- French drugmaker Sanofi handed insurers and pharmacy benefit managers rebates totaling more than half of its gross sales in the U.S. last year, resulting in net price declines across its portfolio despite list price hikes taken on dozens of its prescription products.
- In 2018, Sanofi reported an average list price increase across its drugs portfolio in the U.S. of 4.6% — just below the projected growth rate for U.S. national health spending last year, a threshold set by Sanofi as the upper bound for its price increases. The figures come from an annual report released by the company Thursday.
- On a net basis, however, average prices declined by 8%, as the pharmaceutical company gave out $4.5 billion in mandated rebates to government payers and $7.3 billion in discretionary rebates. Widening gross-to-net spreads have become a flash point in the industry, with drugmakers pitted against insurers in a fierce debate over the role rebates play in pharmaceutical pricing.
Sanofi's released its report days ahead of a highly anticipated Senate hearing that looks likely to intensify scrutiny of the industry's pricing practices. Company CEO Olivier Brandicourt is set to testify alongside six of his pharma executive peers, setting the stage for a high-profile confrontation between lawmakers and leaders of some of the largest drugmakers.

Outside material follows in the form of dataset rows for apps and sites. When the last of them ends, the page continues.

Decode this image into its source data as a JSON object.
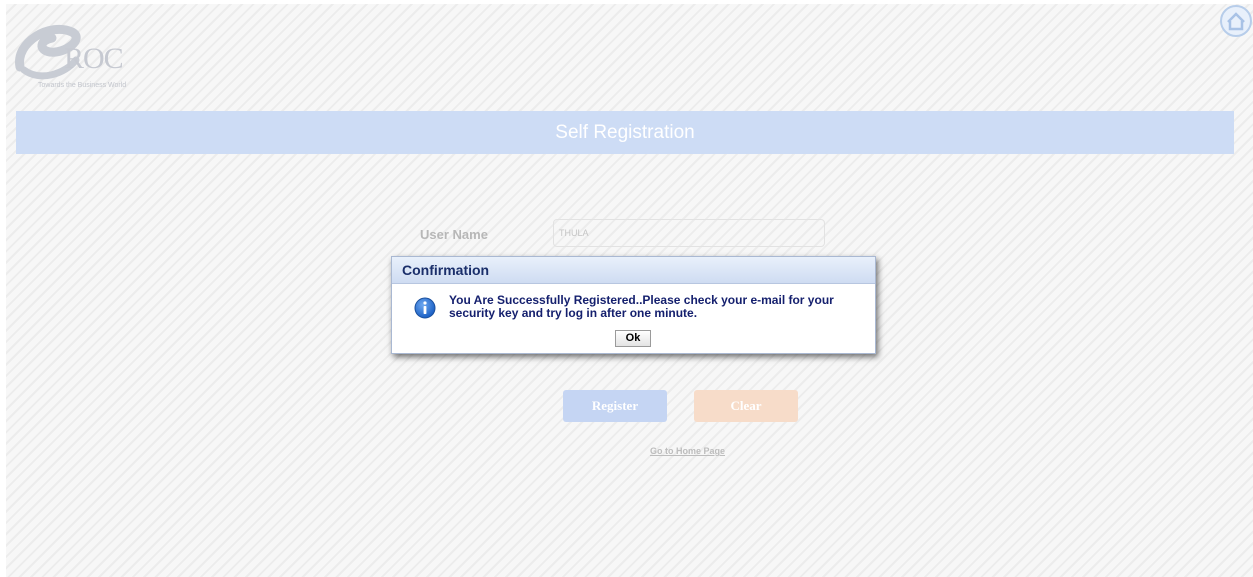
{
  "logo": {
    "text": "ROC",
    "tagline": "Towards the Business World"
  },
  "header": {
    "title": "Self Registration"
  },
  "form": {
    "username_label": "User Name",
    "username_value": "THULA"
  },
  "buttons": {
    "register_label": "Register",
    "clear_label": "Clear"
  },
  "links": {
    "home_label": "Go to Home Page"
  },
  "dialog": {
    "title": "Confirmation",
    "message": "You Are Successfully Registered..Please check your e-mail for your security key and try log in after one minute.",
    "ok_label": "Ok"
  },
  "icons": {
    "home": "home-icon",
    "info": "info-icon",
    "logo": "logo-swirl-icon"
  },
  "colors": {
    "title_bar": "#cddcf5",
    "register_button": "#c5d5f3",
    "clear_button": "#f7dcc9",
    "dialog_title": "#1a2e6a",
    "dialog_message": "#15206e"
  }
}
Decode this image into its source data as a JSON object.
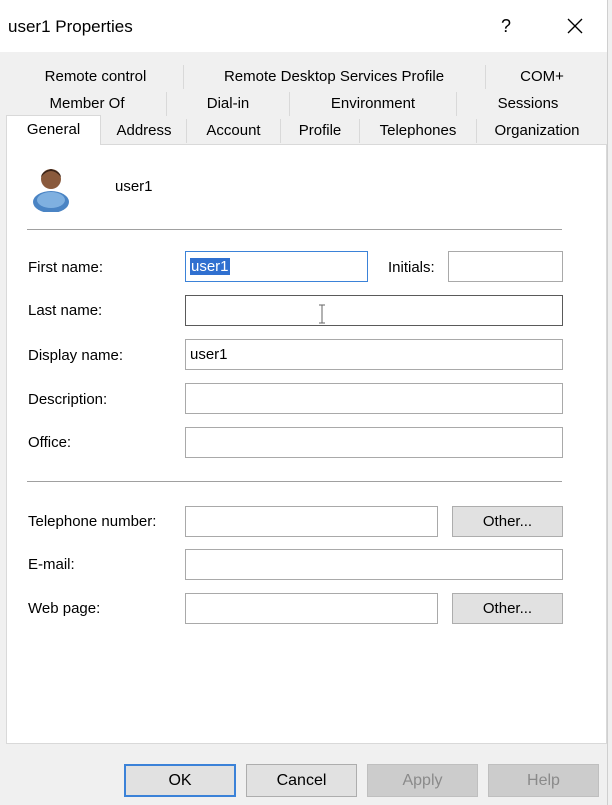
{
  "window": {
    "title": "user1 Properties",
    "help_label": "?"
  },
  "tabs": {
    "row1": [
      "Remote control",
      "Remote Desktop Services Profile",
      "COM+"
    ],
    "row2": [
      "Member Of",
      "Dial-in",
      "Environment",
      "Sessions"
    ],
    "row3": [
      "General",
      "Address",
      "Account",
      "Profile",
      "Telephones",
      "Organization"
    ],
    "active": "General"
  },
  "general": {
    "user_name": "user1",
    "first_name": {
      "label": "First name:",
      "value": "user1"
    },
    "initials": {
      "label": "Initials:",
      "value": ""
    },
    "last_name": {
      "label": "Last name:",
      "value": ""
    },
    "display_name": {
      "label": "Display name:",
      "value": "user1"
    },
    "description": {
      "label": "Description:",
      "value": ""
    },
    "office": {
      "label": "Office:",
      "value": ""
    },
    "telephone": {
      "label": "Telephone number:",
      "value": "",
      "other_label": "Other..."
    },
    "email": {
      "label": "E-mail:",
      "value": ""
    },
    "web_page": {
      "label": "Web page:",
      "value": "",
      "other_label": "Other..."
    }
  },
  "footer": {
    "ok": "OK",
    "cancel": "Cancel",
    "apply": "Apply",
    "help": "Help"
  },
  "colors": {
    "accent": "#3b82d8",
    "selection": "#3070d0"
  },
  "icons": {
    "user": "user-avatar-icon",
    "close": "close-icon",
    "text_cursor": "ibeam-cursor-icon"
  }
}
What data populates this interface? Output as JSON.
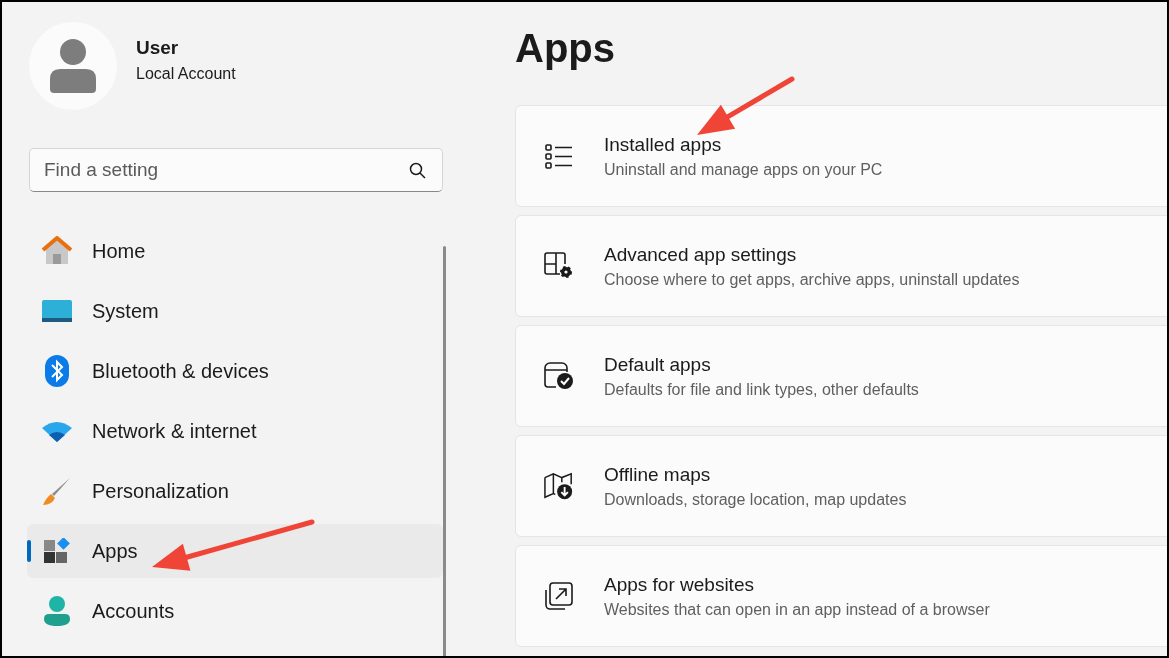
{
  "account": {
    "name": "User",
    "type": "Local Account"
  },
  "search": {
    "placeholder": "Find a setting"
  },
  "nav": [
    {
      "kind": "home",
      "label": "Home",
      "selected": false
    },
    {
      "kind": "system",
      "label": "System",
      "selected": false
    },
    {
      "kind": "bluetooth",
      "label": "Bluetooth & devices",
      "selected": false
    },
    {
      "kind": "network",
      "label": "Network & internet",
      "selected": false
    },
    {
      "kind": "personalization",
      "label": "Personalization",
      "selected": false
    },
    {
      "kind": "apps",
      "label": "Apps",
      "selected": true
    },
    {
      "kind": "accounts",
      "label": "Accounts",
      "selected": false
    }
  ],
  "page_title": "Apps",
  "cards": [
    {
      "kind": "list",
      "title": "Installed apps",
      "subtitle": "Uninstall and manage apps on your PC"
    },
    {
      "kind": "advanced",
      "title": "Advanced app settings",
      "subtitle": "Choose where to get apps, archive apps, uninstall updates"
    },
    {
      "kind": "default",
      "title": "Default apps",
      "subtitle": "Defaults for file and link types, other defaults"
    },
    {
      "kind": "maps",
      "title": "Offline maps",
      "subtitle": "Downloads, storage location, map updates"
    },
    {
      "kind": "websites",
      "title": "Apps for websites",
      "subtitle": "Websites that can open in an app instead of a browser"
    }
  ],
  "annotations": [
    {
      "kind": "arrow"
    },
    {
      "kind": "arrow"
    }
  ]
}
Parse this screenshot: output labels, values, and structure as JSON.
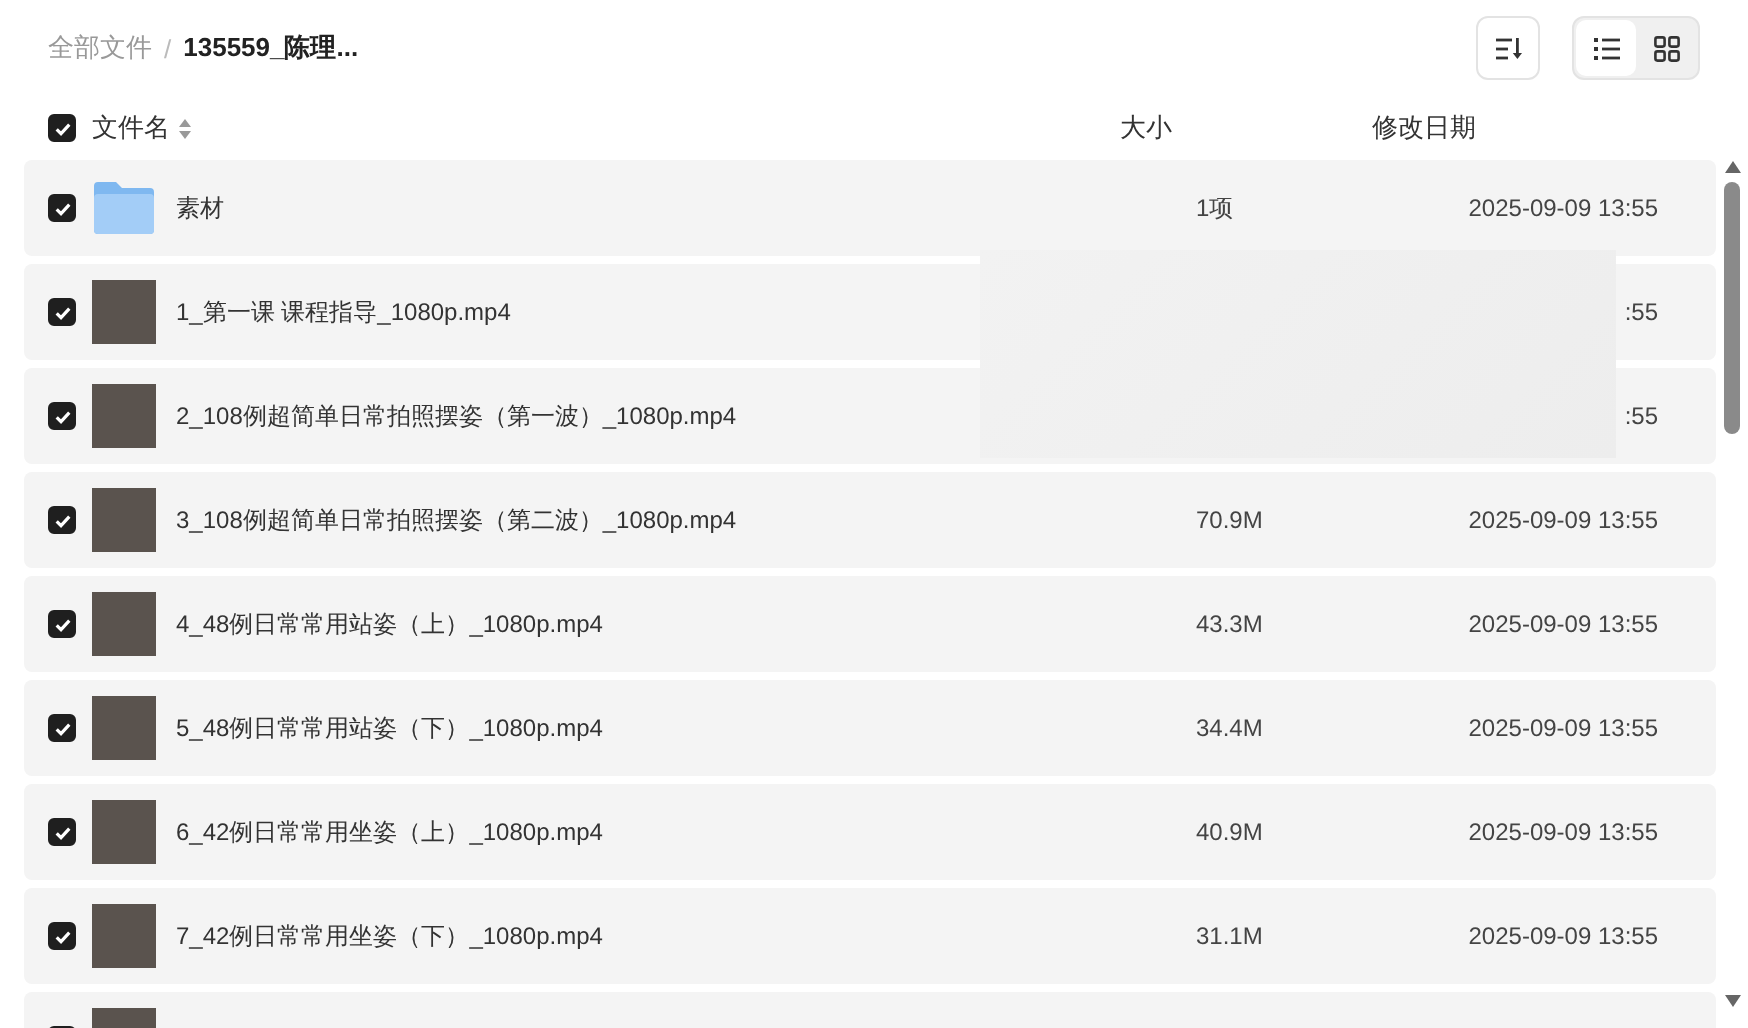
{
  "breadcrumb_separator": "/",
  "breadcrumb": [
    {
      "label": "全部文件",
      "current": false
    },
    {
      "label": "135559_陈理...",
      "current": true
    }
  ],
  "view_modes": [
    {
      "kind": "list",
      "selected": true
    },
    {
      "kind": "grid",
      "selected": false
    }
  ],
  "table": {
    "select_all": {
      "checked": true
    },
    "columns": [
      {
        "label": "文件名",
        "sortable": true
      },
      {
        "label": "大小",
        "sortable": false
      },
      {
        "label": "修改日期",
        "sortable": false
      }
    ],
    "rows": [
      {
        "kind": "folder",
        "checked": true,
        "name": "素材",
        "size": "1项",
        "date": "2025-09-09 13:55"
      },
      {
        "kind": "video",
        "checked": true,
        "name": "1_第一课 课程指导_1080p.mp4",
        "date": ":55"
      },
      {
        "kind": "video",
        "checked": true,
        "name": "2_108例超简单日常拍照摆姿（第一波）_1080p.mp4",
        "date": ":55"
      },
      {
        "kind": "video",
        "checked": true,
        "name": "3_108例超简单日常拍照摆姿（第二波）_1080p.mp4",
        "size": "70.9M",
        "date": "2025-09-09 13:55"
      },
      {
        "kind": "video",
        "checked": true,
        "name": "4_48例日常常用站姿（上）_1080p.mp4",
        "size": "43.3M",
        "date": "2025-09-09 13:55"
      },
      {
        "kind": "video",
        "checked": true,
        "name": "5_48例日常常用站姿（下）_1080p.mp4",
        "size": "34.4M",
        "date": "2025-09-09 13:55"
      },
      {
        "kind": "video",
        "checked": true,
        "name": "6_42例日常常用坐姿（上）_1080p.mp4",
        "size": "40.9M",
        "date": "2025-09-09 13:55"
      },
      {
        "kind": "video",
        "checked": true,
        "name": "7_42例日常常用坐姿（下）_1080p.mp4",
        "size": "31.1M",
        "date": "2025-09-09 13:55"
      },
      {
        "kind": "video",
        "checked": true
      }
    ]
  }
}
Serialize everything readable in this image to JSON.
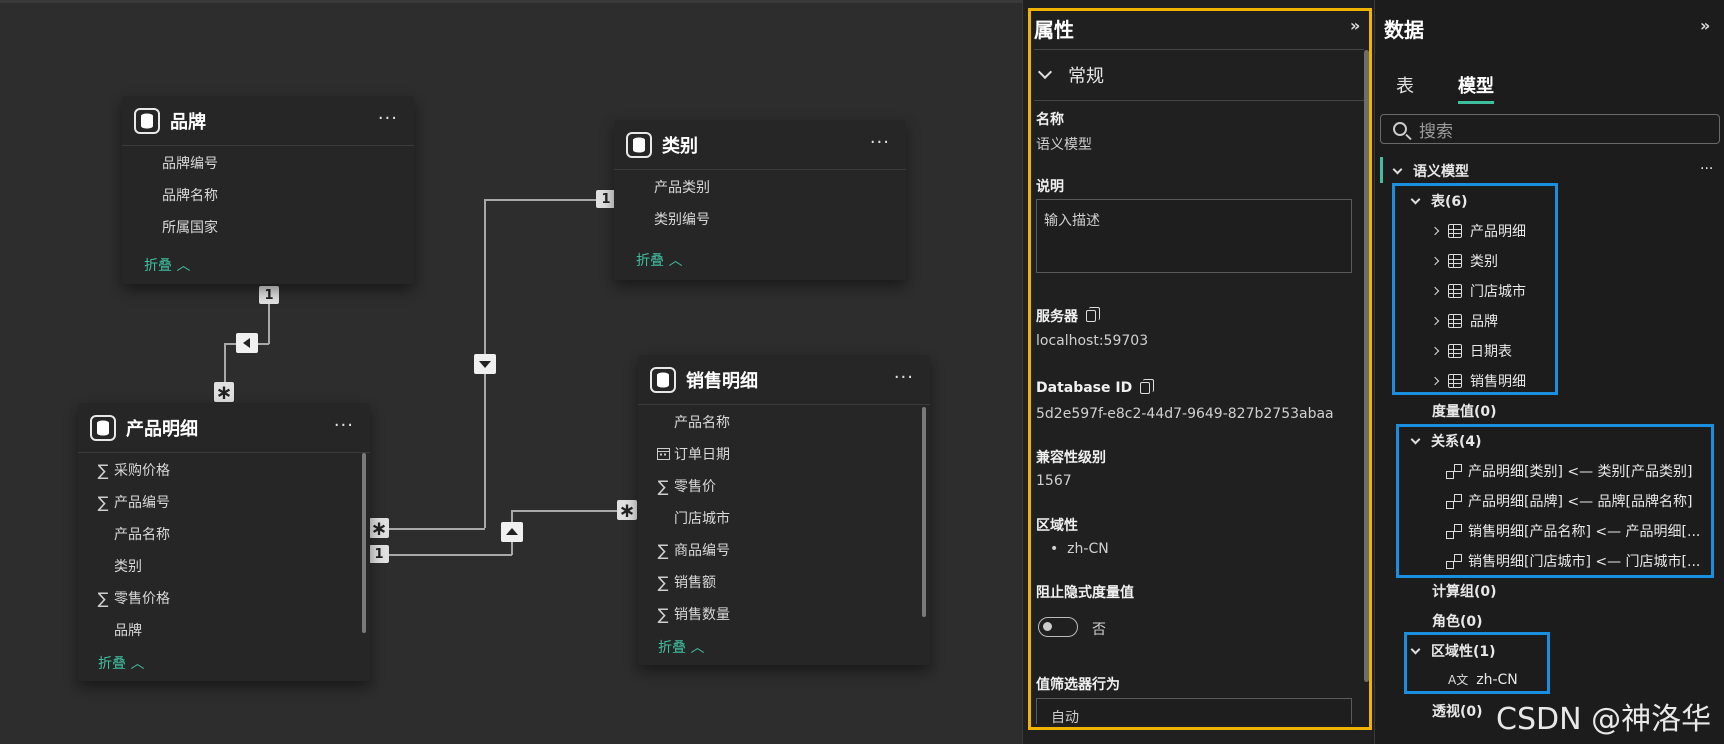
{
  "model": {
    "tables": [
      {
        "title": "品牌",
        "fields": [
          "品牌编号",
          "品牌名称",
          "所属国家"
        ],
        "collapse": "折叠 ︿"
      },
      {
        "title": "类别",
        "fields": [
          "产品类别",
          "类别编号"
        ],
        "collapse": "折叠 ︿"
      },
      {
        "title": "产品明细",
        "fields": [
          {
            "icon": "∑",
            "name": "采购价格"
          },
          {
            "icon": "∑",
            "name": "产品编号"
          },
          {
            "icon": "",
            "name": "产品名称"
          },
          {
            "icon": "",
            "name": "类别"
          },
          {
            "icon": "∑",
            "name": "零售价格"
          },
          {
            "icon": "",
            "name": "品牌"
          }
        ],
        "collapse": "折叠 ︿"
      },
      {
        "title": "销售明细",
        "fields": [
          {
            "icon": "",
            "name": "产品名称"
          },
          {
            "icon": "calendar",
            "name": "订单日期"
          },
          {
            "icon": "∑",
            "name": "零售价"
          },
          {
            "icon": "",
            "name": "门店城市"
          },
          {
            "icon": "∑",
            "name": "商品编号"
          },
          {
            "icon": "∑",
            "name": "销售额"
          },
          {
            "icon": "∑",
            "name": "销售数量"
          }
        ],
        "collapse": "折叠 ︿"
      }
    ],
    "more": "···",
    "badges": {
      "one": "1",
      "many": "∗"
    }
  },
  "properties": {
    "title": "属性",
    "expand": "»",
    "section": "常规",
    "name_label": "名称",
    "name_value": "语义模型",
    "desc_label": "说明",
    "desc_placeholder": "输入描述",
    "server_label": "服务器",
    "server_value": "localhost:59703",
    "dbid_label": "Database ID",
    "dbid_value": "5d2e597f-e8c2-44d7-9649-827b2753abaa",
    "compat_label": "兼容性级别",
    "compat_value": "1567",
    "culture_label": "区域性",
    "culture_value": "zh-CN",
    "implicit_label": "阻止隐式度量值",
    "implicit_value": "否",
    "filter_label": "值筛选器行为",
    "filter_value": "自动"
  },
  "data_pane": {
    "title": "数据",
    "expand": "»",
    "tabs": [
      "表",
      "模型"
    ],
    "search_placeholder": "搜索",
    "root": "语义模型",
    "root_more": "···",
    "tables_group": "表(6)",
    "tables": [
      "产品明细",
      "类别",
      "门店城市",
      "品牌",
      "日期表",
      "销售明细"
    ],
    "measures": "度量值(0)",
    "relations_group": "关系(4)",
    "relations": [
      "产品明细[类别] <— 类别[产品类别]",
      "产品明细[品牌] <— 品牌[品牌名称]",
      "销售明细[产品名称] <— 产品明细[...",
      "销售明细[门店城市] <— 门店城市[..."
    ],
    "calc_groups": "计算组(0)",
    "roles": "角色(0)",
    "cultures_group": "区域性(1)",
    "cultures": [
      "zh-CN"
    ],
    "perspectives": "透视(0)"
  },
  "watermark": "CSDN @神洛华",
  "colors": {
    "accent": "#3fbf9f",
    "highlight_yellow": "#f0b400",
    "highlight_blue": "#1a8fe0"
  }
}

Brandicourt, along with his colleagues, are likely to marshal arguments similar to what Sanofi laid out in its report: namely, that list prices are increasingly divorced from net prices due to sizable rebates given to payers in exchange for coverage.
Data recently released by Iqvia show U.S. invoice prices, which correlate with list prices, rose by 5.7% for patent-protected branded products in 2018, while net prices rose by only 1.5%.
From another perspective, however, Sanofi's "limited U.S. price increases" look less restrained. The drugmaker upped list prices on 35 of its 76 medicines — six more than the year prior — and the 4.6% average list price increase in the U.S. was higher than what was reported for both 2016 and 2017.
Sanofi pricing in the U.S
|Average aggregate list price||Average aggregate net price|
At next week's hearing, Sanofi could be in the hot seat over increases on one drug in particular, its flagship insulin Lantus (glargine).
Insulin pricing has been a particular focus for lawmakers angered by steadily rising prices for a drug needed by many diabetics to survive.
In 2018, for example, Sanofi increased the list price of Lantus by 5.3%, the highest amount possible under the drugmaker's pledge to go no higher than the forecast growth rate for U.S. National Health Expenditures. According to the report, the company raised Lantus' price only one other time over the past four years, by 3% in 2017.
That claim is already outdated, as the company took a 5.2% increase on Lantus last month, according to research firm 46brooklyn.
To Sanofi's point, though, diabetes drugs like Lantus are frequently subject to considerable rebating in the U.S. The drugmaker claims the average net price across its insulin portfolio is 25% less than it was in 2012 even as list prices have more than doubled during that same time span.
Typically, drugmakers pay rebates to pharmacy benefit managers or insurers, which then use the savings to lower premium costs for insured members. Patients can still face the full list price for a drug, however, such as when they are paying down a deductible or have co-insurance on medicine costs.
In those cases, drugmaker arguments that list prices don't reflect the true cost of a product fall flat — something that Sanofi has seemed to acknowledge.
"We understand, of course, the anger in the U.S. about rising prescription drug costs for patients and the confusion about why the value created from declining net price has frankly not provided direct relief to patients," said Sanofi CEO Olivier Brandicourt on a recent earnings call.
The executive noted Sanofi's support for a recent proposal by the Trump administration to do away with certain drug rebates in Medicare, a move aimed at lowering patient out-of-pocket costs for medicine.